You also need to have demonstrated a level of flying ability to operate the aircraft in this manner. And you have to approach the role with an open mind.

I feel very proud to have been chosen to do this. You feel the pressure a little bit, but I knew that coming into the job, it is something that you learn to deal with. Developing new skills is an aspect of the job that really excites me.


How are you developing your routine for the shows? How much work goes into it?

When it comes to the display you start with a blank sheet of paper. I began with the manoeuvres I’d seen over years of flying and personally enjoyed.

I then went back through YouTube and watched videos of displays from 2012 onwards, just picking out individual manoeuvres. It was then a case of thinking how I could mould them into my routine in the most eye-pleasing manner.

From that I put together some diagrams. Then it was a case of going to the flight simulator to test out the different moves and see how they flowed into each other, making adjustments, and then re-testing.

I probably got to an 80 per cent solution and then felt confident enough to show my supervisors, to get their take on it and their view on whether it would work or not.

How much testing is there to get the display into the air?

Once my supervisors give their seal of approval, the next step is formal simulator sorties to work up the display. There is still the opportunity to chop and change things.

We work to very strict rules and regulations. The work up is fixed. It’s a minimum of six simulator sorties. There’s also a minimum of two sequencies at 5,000ft before I’m allowed to go down to 1,500ft.

At that point, I have to have approval from the station commander. Then it is a minimum of 10 sorties at 1,500ft before I’m allowed to go down again to a height of 500ft. That, then, requires another simulator sortie at the new height before I can come down to the minimum, which is no less than 100ft.

All of the sorties, both in the air and in the simulator, are assessed by one of the supervisors. From the tower they will go through my tapes to see how I handle the aircraft and to make sure it is in accordance with the rules.

What is it about the Typhoon that makes it the star of the show?

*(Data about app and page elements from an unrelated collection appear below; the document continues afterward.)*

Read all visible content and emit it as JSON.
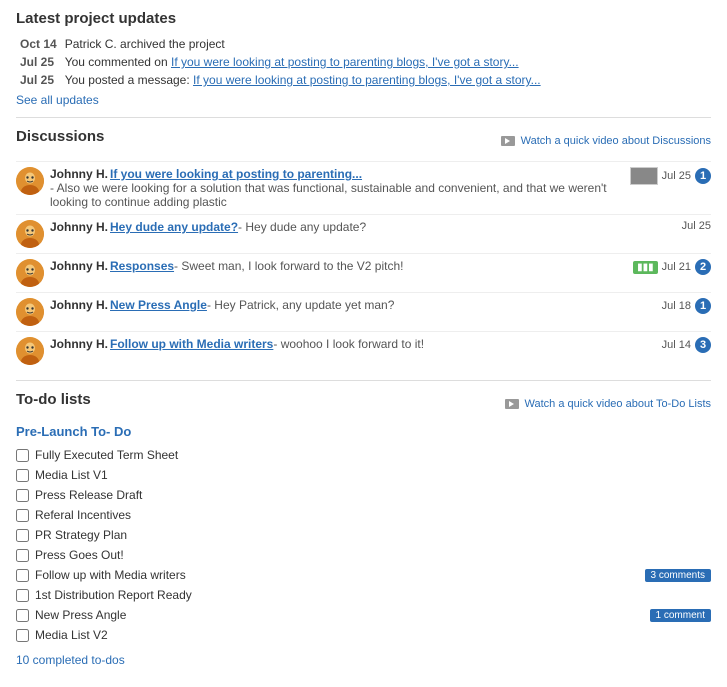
{
  "updates": {
    "title": "Latest project updates",
    "rows": [
      {
        "date": "Oct 14",
        "text": "Patrick C. archived the project",
        "link": null,
        "link_text": null
      },
      {
        "date": "Jul 25",
        "text": "You commented on ",
        "link": "If you were looking at posting to parenting blogs, I've got a story...",
        "link_text": "If you were looking at posting to parenting blogs, I've got a story..."
      },
      {
        "date": "Jul 25",
        "text": "You posted a message: ",
        "link": "If you were looking at posting to parenting blogs, I've got a story...",
        "link_text": "If you were looking at posting to parenting blogs, I've got a story..."
      }
    ],
    "see_all": "See all updates"
  },
  "discussions": {
    "title": "Discussions",
    "video_link": "Watch a quick video about Discussions",
    "items": [
      {
        "user": "Johnny H.",
        "subject": "If you were looking at posting to parenting...",
        "preview": "- Also we were looking for a solution that was functional, sustainable and convenient, and that we weren't looking to continue adding plastic",
        "date": "Jul 25",
        "count": "1",
        "has_thumb": true,
        "has_green": false
      },
      {
        "user": "Johnny H.",
        "subject": "Hey dude any update?",
        "preview": "- Hey dude any update?",
        "date": "Jul 25",
        "count": null,
        "has_thumb": false,
        "has_green": false
      },
      {
        "user": "Johnny H.",
        "subject": "Responses",
        "preview": "- Sweet man, I look forward to the V2 pitch!",
        "date": "Jul 21",
        "count": "2",
        "has_thumb": false,
        "has_green": true
      },
      {
        "user": "Johnny H.",
        "subject": "New Press Angle",
        "preview": "- Hey Patrick, any update yet man?",
        "date": "Jul 18",
        "count": "1",
        "has_thumb": false,
        "has_green": false
      },
      {
        "user": "Johnny H.",
        "subject": "Follow up with Media writers",
        "preview": "- woohoo I look forward to it!",
        "date": "Jul 14",
        "count": "3",
        "has_thumb": false,
        "has_green": false
      }
    ]
  },
  "todos": {
    "title": "To-do lists",
    "video_link": "Watch a quick video about To-Do Lists",
    "list_title": "Pre-Launch To- Do",
    "items": [
      {
        "label": "Fully Executed Term Sheet",
        "badge": null
      },
      {
        "label": "Media List V1",
        "badge": null
      },
      {
        "label": "Press Release Draft",
        "badge": null
      },
      {
        "label": "Referal Incentives",
        "badge": null
      },
      {
        "label": "PR Strategy Plan",
        "badge": null
      },
      {
        "label": "Press Goes Out!",
        "badge": null
      },
      {
        "label": "Follow up with Media writers",
        "badge": "3 comments"
      },
      {
        "label": "1st Distribution Report Ready",
        "badge": null
      },
      {
        "label": "New Press Angle",
        "badge": "1 comment"
      },
      {
        "label": "Media List V2",
        "badge": null
      }
    ],
    "completed": "10 completed to-dos"
  }
}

People just love its manoeuvrability and its agility. They love the acceleration and speed of the Typhoon as well as the thunderous noise it makes. There’s also the visual impact of the afterburners. It is a big fans’ favourite.

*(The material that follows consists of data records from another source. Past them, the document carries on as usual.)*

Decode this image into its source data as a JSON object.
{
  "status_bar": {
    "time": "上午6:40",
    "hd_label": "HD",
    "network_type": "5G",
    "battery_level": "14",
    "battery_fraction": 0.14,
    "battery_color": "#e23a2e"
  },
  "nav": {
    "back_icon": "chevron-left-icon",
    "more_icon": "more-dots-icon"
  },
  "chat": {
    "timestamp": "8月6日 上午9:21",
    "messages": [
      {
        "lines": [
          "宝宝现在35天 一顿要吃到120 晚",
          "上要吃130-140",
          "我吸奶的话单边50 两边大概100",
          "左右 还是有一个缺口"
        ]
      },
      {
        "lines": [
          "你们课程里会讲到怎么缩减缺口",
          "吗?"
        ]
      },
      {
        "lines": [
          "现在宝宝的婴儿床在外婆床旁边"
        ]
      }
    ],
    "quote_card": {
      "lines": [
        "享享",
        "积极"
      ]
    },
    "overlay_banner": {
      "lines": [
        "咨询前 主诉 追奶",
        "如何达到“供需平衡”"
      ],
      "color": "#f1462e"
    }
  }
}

Can you tell us anything about the display you are putting together?

I’m looking to try and keep things nice and tight, right in the front of the crowd and produce a combination of high speed and noise, with the visual impact that comes with the use of reheat.

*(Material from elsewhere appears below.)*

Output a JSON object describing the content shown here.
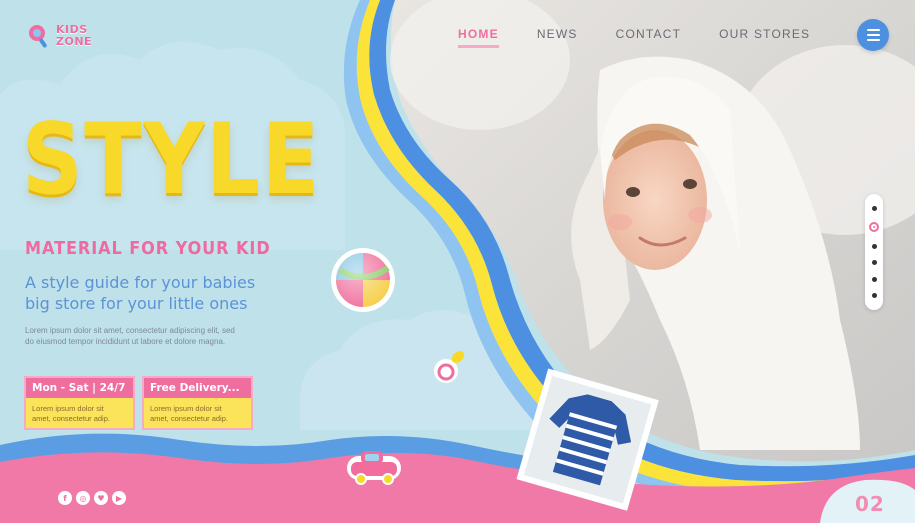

Also, I’m looking to bring back a couple of manoeuvres that haven’t been seen for a few years. That includes the slow roll and holding the aircraft at a 90-degree angle.

Putting on displays is challenging. You have to be able to adapt the routine for different venues and be able to copy with varying or deteriorating weather conditions. It is both physically and mentally demanding. The work we are doing means we will be best prepared.

Apart from entertaining the crowds what role does the display team fulfil?

The primary role is to promote the ‘best of British’ through the fact we are exhibiting high levels of professionalism and expertise. We’re also championing the aircraft, the RAF and Typhoon Force.

I see myself slotting into an already established and experienced team. I really do count myself lucky I’ve been chosen.

The team has massive experience, with some members having been involved for almost a decade. It is a well-oiled machine and it is great to be part of such a professional unit, it fills you with confidence.

What are you looking forward to in your year in the job?

Obviously the big-high profile shows here and overseas, including the Royal International Air Tattoo that I enjoyed so much when I was growing up. But I’m also looking forward to some of the smaller, more intimate shows.

The main satisfaction for me will be putting a smile on people’s faces and bringing that sense of enjoyment and pleasure and excitement from watching a display that I got as a youngster. If I can do that, I’ll count it as a successful year.